1. In the ballet world, you feel ancient when the rest of the world still thinks of you as young. Principal Andrew Veyette, who's in his early 30s, had an epiphany about age while watching a basketball game. "I remember turning to my wife [that'd be fantastic fellow principal Megan Fairchild] and saying, 'You realize most of these guys are younger than us.' All of a sudden, you're 15 years in and 10 years older than you think you are."
2. Veteran dancers learn to look at ballet differently. "As you get older, you get smarter," soloist Craig Hall says. "You have to be more efficient, because you can't just do it day-in and day-out without feeling something. You have to find tricks that allow you to do less physically and more mentally."
3. But the best dancers age like fine wine. Wendy Whelan, who until she retired in October was the company's senior ballerina, is a goddess. Not that we learned that from this video—we've known it for years, along with the rest of the ballet world! But the footage of her rehearsing and performing Alexei Ratmansky's Pictures at an Exhibition (at 3:06 and 5:19) is sublime. She's 47 going on ageless.

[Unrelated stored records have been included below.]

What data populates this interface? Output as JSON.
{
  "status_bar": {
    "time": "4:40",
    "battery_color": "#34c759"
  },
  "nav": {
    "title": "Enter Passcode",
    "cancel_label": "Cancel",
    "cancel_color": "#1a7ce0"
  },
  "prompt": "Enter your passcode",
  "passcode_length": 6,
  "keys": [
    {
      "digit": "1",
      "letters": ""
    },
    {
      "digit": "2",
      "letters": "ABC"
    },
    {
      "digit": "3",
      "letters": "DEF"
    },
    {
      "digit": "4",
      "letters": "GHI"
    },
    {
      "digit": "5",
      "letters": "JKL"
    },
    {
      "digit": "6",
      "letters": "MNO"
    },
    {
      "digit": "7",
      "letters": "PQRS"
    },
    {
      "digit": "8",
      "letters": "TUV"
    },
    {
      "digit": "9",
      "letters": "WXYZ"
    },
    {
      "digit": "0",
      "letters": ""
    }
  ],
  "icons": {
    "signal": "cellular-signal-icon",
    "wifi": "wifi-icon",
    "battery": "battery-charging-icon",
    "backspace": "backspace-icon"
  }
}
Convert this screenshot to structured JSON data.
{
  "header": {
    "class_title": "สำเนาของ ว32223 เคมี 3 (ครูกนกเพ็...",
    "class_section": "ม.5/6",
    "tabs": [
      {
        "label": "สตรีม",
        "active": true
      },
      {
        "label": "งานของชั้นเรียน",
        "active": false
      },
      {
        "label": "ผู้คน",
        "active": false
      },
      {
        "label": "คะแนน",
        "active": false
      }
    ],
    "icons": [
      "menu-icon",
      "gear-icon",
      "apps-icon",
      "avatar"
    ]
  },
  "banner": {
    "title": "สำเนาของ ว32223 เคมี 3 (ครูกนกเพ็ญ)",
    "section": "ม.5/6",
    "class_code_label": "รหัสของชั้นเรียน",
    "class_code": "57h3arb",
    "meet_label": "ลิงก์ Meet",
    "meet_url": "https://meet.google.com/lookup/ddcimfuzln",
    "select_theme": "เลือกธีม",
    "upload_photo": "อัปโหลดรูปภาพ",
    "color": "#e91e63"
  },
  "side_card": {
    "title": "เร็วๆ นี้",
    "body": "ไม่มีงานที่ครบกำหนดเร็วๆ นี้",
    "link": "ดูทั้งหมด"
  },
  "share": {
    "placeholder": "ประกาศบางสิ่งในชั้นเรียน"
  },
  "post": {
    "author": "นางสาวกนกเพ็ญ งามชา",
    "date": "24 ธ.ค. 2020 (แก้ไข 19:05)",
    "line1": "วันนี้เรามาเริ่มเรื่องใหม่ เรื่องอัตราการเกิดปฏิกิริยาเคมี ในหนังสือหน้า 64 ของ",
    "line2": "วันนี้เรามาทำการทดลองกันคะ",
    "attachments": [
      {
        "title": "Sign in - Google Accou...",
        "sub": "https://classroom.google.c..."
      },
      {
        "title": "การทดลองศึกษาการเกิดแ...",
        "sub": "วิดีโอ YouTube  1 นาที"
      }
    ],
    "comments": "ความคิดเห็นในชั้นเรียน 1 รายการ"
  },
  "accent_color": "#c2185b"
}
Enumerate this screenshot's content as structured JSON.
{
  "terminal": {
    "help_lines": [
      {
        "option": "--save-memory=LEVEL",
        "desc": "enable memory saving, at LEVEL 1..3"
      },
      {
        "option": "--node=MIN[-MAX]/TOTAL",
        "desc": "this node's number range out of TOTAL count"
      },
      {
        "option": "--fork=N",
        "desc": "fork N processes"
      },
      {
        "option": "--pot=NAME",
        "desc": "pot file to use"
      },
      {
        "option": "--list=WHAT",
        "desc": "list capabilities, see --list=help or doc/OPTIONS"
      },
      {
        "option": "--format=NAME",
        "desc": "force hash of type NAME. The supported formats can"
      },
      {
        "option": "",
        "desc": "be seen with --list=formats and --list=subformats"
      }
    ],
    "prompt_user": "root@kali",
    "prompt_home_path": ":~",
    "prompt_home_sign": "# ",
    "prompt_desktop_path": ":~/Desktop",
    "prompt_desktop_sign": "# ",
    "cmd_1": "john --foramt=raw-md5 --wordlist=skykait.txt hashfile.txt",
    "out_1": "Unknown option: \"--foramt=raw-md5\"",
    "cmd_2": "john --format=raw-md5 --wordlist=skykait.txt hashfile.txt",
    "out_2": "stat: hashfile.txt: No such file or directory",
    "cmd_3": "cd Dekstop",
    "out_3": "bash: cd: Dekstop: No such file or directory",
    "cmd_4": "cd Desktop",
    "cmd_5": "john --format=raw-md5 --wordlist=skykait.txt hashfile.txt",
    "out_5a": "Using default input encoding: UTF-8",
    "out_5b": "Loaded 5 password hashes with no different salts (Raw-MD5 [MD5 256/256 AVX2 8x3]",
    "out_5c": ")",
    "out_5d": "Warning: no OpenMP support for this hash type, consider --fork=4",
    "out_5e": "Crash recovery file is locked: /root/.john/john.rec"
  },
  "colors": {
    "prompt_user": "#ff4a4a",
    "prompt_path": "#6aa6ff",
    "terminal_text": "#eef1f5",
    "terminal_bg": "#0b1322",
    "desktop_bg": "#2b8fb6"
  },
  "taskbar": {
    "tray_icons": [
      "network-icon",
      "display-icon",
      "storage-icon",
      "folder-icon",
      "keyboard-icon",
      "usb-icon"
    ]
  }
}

4. OMG, these dancers have gorgeous families. We get to meet the husbands of both Hall and principal Maria Kowroski, and—surprise, surprise!—these two extraordinarily beautiful people are married to two other extraordinarily beautiful people.
5. With age comes new challenges, yes—but also new opportunities. "What's interesting is that now, at this late time in my career, I'm getting to do all these ballets I've always wanted to do," Kowroski says. "I feel like there's a maturity I can bring to these roles now. Having more life experience brings a different kind of a depth to them."
Click the image below to watch the full episode!
Forget fall galas, forget back-to-school, forget television season premieres: The highlight—no!—the most important event of this fall will be Wendy Whelan's farewell performance with New York City Ballet. The longtime principal will bid adieu October 18, program TBA.
Whelan with former NYCB principal Sébastien Marcovici in George Balanchine's Agon. Photo by Paul Kolnik
Before you reach for your tissues, listen up: This may be a farewell, but it's certainly not a goodbye. She's not hanging up her slippers just yet. In fact, Whelan will tour her work, Restless Creature, to 12 U.S. cities January 2015 through May 2015. Then, she's headed to London to work with Royal Ballet principal Edward Watson (swoon) to create a series of new works which will premiere Spring 2016. So on behalf of dancers and Wendy-Whelan-diehards everywhere, I invite you to breathe a sigh of relief.
Whelan with Craig Hall in Christopher Wheeldon's Fools' Paradise.
Photo by Erin Baiano
Naturally, this calls for a video celebration. First, let's watch Whelan with Craig Hall in a short excerpt from Christopher Wheeldon's After the Rain. (OK, grab those tissues now.)
Next, let's watch another Wheeldon creation. This time it's Whelan with Tyler Angle in rehearsal for This Bitter Earth at Vail International Dance Festival. (You'll need another tissue.)
Interested in seeing Whelan's Restless Creature on tour? Get a preview in this video of a Guggenheim Museum "Works & Process" event, where Whelan spoke about the piece with its four choreographers Kyle Abraham, Joshua Beamish, Brian Brooks, and Alejandro Cerrudo. If you're short on time, skip to minute markers 18:12 and then 56:30 for excerpts of the actual work.
Last year, Whelan wrote a Letter to My Teenage Self for Dance Spirit's January issue. Around the same time, a local Kentucky television channel aired a half-hour special, Wendy Whelan: Moments of Grace, which is available online. (Whelan grew up in Louisville before heading to SAB as a young teen.) In addition to amazing dance footage, you'll hear family members, friends and colleagues pay tribute to the one and only, gorgeous, generous Wendy Whelan.